From the entries, copy out every line in which the word "name" is found.

### EXERCISE MATERIAL:
____________
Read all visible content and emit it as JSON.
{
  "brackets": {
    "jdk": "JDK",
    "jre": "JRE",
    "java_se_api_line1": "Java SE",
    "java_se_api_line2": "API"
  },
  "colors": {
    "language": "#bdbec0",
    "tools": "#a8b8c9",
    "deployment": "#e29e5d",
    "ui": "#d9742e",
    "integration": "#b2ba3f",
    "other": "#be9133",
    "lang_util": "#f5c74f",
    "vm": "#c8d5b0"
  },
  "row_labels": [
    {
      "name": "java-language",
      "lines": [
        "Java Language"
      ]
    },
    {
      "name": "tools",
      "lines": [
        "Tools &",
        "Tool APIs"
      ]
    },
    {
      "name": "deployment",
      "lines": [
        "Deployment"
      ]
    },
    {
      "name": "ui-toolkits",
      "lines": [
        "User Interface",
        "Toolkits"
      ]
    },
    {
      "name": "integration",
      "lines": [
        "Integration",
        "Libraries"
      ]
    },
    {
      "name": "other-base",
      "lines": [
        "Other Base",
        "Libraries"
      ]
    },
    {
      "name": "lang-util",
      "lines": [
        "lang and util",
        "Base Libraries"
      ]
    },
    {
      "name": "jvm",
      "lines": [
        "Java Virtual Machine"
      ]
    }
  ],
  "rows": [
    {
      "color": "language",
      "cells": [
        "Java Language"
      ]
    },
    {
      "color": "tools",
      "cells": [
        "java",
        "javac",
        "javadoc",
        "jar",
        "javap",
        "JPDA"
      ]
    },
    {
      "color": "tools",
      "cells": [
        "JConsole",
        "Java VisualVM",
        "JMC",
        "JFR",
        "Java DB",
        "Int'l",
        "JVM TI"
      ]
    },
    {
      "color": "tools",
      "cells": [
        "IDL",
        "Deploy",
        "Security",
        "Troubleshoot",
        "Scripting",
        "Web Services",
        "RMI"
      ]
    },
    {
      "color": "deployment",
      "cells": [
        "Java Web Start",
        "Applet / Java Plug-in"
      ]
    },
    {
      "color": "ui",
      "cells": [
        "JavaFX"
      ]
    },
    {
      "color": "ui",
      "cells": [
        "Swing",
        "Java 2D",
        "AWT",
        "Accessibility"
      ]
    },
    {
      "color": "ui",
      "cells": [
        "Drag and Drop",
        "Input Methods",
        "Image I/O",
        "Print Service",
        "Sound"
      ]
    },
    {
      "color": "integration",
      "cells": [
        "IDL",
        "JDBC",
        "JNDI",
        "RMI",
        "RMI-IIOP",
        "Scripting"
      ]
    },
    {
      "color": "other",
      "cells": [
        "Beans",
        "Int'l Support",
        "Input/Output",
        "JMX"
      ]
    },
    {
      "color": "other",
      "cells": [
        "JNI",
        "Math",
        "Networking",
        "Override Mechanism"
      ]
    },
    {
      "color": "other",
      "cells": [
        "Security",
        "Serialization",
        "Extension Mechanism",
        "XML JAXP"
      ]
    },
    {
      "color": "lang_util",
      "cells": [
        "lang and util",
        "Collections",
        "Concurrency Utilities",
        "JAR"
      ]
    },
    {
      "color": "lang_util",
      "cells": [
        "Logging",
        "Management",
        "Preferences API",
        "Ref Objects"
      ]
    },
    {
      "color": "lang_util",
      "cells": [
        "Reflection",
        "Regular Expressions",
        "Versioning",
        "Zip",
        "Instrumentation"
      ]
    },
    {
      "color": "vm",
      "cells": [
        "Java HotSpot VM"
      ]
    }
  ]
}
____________
### RESPONSE:
      "name": "java-language",
      "name": "tools",
      "name": "deployment",
      "name": "ui-toolkits",
      "name": "integration",
      "name": "other-base",
      "name": "lang-util",
      "name": "jvm",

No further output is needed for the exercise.